“I’m just looking for something that’s good, a good idea, good script, a good team of collaborators to work with, a good character to play that might be different to something that I’ve already done before,” Dalton said. “So you’re kind of just on the lookout for something you can maybe sink your teeth into, and it’ll be worth it. Personally, that’s how it works for me because if you start going for whatever’s in front of you all the time, then you’re just going to kind of go a different way that maybe you don’t want to end up going. You can get typecast in a second, only being the big narco bad guy with guns and shoot people and then that’s it, instead of saying wait, let me change it up.”

Dalton brought his own stamp to Better Call Saul and Hawkeye too.

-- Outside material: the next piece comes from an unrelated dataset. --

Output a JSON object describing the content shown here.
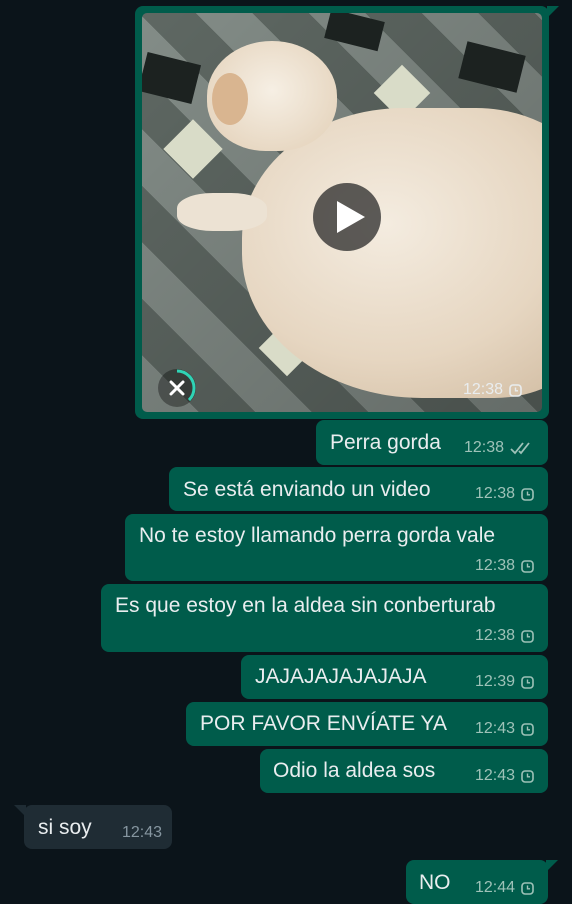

The characters were originally more traditional, but Dalton added his own ideas. 

“The thing I did before Lalo was this character Sr. Avila for HBO,” Dalton said. “It was six years of a very dark, serious, big, decaying man. That’s also what Lalo presented himself to be with the casting and everything. I said, ‘We can really make this completely different, a guy who’s all smiles, all charm, bigger than life.’ A lot of people think that’s the character I would play, but if you see Sr. Avila, it’s completely different. I’m trying to do that as much as I can. Even in Hawkeye, he kind of has a transatlantic pseudo-British accent but he’s not Mexican. You’re just spreading your wings as much as you can.”